“Our jobs are safe”: This is the sort of “Aren’t I clever writer” story that I usually ignore, full of bad jokes and worse puns and that wanders around the point. But since it’s about AI and chatbots and all the rest, it’s worth mentioning. The gist, as near as I can tell, is that anyone who works in the “drinks” business won’t be replaced by smarmy computers, since the computers aren’t as good at our jobs as we are. Although, and again, it’s difficult to tell, the “drinks” business does want to replace us with a smarmy computer since we cost more money.

Higher taxes: The news that the World Health Organization is calling for higher taxes on alcohol isn’t new, but I wanted to mention it because WHO has lumped wine, spirits, and beer with the Big Gulp. It wants higher taxes on soft drinks, too. Which, if you think about it, is brilliant marketing. There is nothing redeeming — culturally, socially, or health-wise — about sugary soft drinks, so the proposal implies that wine and the rest in moderation are just as evil and terrible for us, even though there is no evidence that is true. Is it any wonder the neo-Prohibitionists have the wine business on the run?
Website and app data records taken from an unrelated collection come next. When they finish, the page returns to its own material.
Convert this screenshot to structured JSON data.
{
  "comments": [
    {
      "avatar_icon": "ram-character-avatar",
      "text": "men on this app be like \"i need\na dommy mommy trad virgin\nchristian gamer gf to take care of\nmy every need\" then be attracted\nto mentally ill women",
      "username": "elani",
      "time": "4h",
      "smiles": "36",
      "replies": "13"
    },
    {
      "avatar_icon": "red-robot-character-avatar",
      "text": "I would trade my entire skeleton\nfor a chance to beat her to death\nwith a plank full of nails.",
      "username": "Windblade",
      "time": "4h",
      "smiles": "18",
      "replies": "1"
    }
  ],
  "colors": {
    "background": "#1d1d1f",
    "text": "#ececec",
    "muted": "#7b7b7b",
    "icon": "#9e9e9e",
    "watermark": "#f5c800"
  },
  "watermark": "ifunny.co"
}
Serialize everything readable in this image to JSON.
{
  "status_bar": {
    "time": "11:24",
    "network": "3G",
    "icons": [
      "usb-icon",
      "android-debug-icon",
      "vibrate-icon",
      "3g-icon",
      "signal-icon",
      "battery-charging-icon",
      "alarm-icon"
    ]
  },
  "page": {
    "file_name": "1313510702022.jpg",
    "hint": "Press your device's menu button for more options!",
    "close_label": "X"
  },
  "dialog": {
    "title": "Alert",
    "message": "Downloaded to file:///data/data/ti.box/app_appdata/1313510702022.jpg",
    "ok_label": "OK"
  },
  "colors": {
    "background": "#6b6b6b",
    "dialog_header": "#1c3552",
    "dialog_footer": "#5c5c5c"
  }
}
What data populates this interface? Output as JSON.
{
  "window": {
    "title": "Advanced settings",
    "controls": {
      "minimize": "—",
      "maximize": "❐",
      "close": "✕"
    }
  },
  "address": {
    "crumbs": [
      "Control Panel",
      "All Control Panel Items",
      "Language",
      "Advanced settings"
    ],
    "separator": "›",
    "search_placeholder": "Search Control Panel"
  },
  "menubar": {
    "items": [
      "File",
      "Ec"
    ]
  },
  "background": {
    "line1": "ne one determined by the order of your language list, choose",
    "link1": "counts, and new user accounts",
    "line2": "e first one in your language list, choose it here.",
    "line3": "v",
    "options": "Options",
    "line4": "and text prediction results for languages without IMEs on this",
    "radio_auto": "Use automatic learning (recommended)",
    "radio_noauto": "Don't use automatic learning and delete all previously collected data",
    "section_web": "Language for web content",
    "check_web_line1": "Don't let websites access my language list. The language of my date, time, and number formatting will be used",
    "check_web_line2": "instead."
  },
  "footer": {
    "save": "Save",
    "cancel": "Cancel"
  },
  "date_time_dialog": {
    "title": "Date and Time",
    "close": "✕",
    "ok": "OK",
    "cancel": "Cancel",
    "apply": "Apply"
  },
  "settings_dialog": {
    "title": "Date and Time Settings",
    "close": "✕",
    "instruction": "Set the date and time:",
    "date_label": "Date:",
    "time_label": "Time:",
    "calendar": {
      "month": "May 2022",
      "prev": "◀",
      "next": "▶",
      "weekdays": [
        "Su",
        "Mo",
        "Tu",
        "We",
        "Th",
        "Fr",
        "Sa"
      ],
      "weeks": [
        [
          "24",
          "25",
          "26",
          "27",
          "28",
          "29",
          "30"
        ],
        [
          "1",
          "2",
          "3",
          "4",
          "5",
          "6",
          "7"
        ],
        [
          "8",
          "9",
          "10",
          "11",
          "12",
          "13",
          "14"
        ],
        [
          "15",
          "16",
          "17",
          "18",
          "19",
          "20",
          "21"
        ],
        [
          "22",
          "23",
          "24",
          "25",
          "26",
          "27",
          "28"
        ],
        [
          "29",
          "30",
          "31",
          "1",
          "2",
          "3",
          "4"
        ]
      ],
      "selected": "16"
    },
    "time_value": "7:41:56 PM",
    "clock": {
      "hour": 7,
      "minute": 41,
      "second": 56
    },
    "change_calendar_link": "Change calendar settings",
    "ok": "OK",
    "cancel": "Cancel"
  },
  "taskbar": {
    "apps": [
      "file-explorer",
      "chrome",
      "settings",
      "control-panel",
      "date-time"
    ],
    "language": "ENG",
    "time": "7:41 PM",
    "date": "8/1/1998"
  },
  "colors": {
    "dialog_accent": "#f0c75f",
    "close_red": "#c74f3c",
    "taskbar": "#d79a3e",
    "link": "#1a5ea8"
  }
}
More fake wine: Chinese authorities have dismantled an elaborate fake wine operation in Beijing that counterfeited specific vintages of high-end wine on demand. Reports The group would purchase empty high-end wine bottles for as much as RMB 500 each (US$70.5), fill them with wines costing around RMB 300 and sell them for more than RMB 1,000 a bottle. That’s a nearly 90 percent discount over what the wines should cost. The story says police were surprised that the gang would take advance orders for the fake wines, “a significant departure from traditional mass production of counterfeit wines.”

Winebits 831: Wine surveys, postal service wine delivery, Mike Grgch

Two old-time newspaper reporters talking
“Who cares if the survey is legit? Just run it!”

This week’s wine news: A wine survey that really isn’t, plus letting the postal service deliver wine and Mke Grgich dies

Always ask first: This survey, commissioned by a wine accessories product company, offers to explain all that is troubling the wine business: “At what age do Americans hit their moderation era?” Because then we can figure out how and when to market to them. And, of course, it really doesn’t. In this case, it’s not even the sponsor that’s the problem, as it is with so many of these “social media”-style surveys. Rather, the survey doesn’t define moderation, but presents it as some great, ethereal goal that we all strive for. Sigh. is it any wonder I worry about the future of the wine business?

Postal service wine: Alex Koral, a long-time friend of the blog, pushes to let the U.S. Postal Service deliver wine. This is something the WC has long advocated, not only because the postal service needs the money, but because it will provide much-needed competition to FedEx and UPS. Koral does identify a potential legal issue, since the post office is a federal agency and each state has its own alcohol shipping laws. How does the post office apply for a state license to deliver wine?

Mike Grigch: Mike Grgich, one of the great winemakers in U.S. history, died last week. He was 100. Grgich, whose self-named Napa winery is an institution, was the winemaker for the 1973 Chateau Montelena chardonnay that was one of the winners at the Judgment of Paris, the 1976 blind tasting in Paris that established California as one of the world’s great wine regions.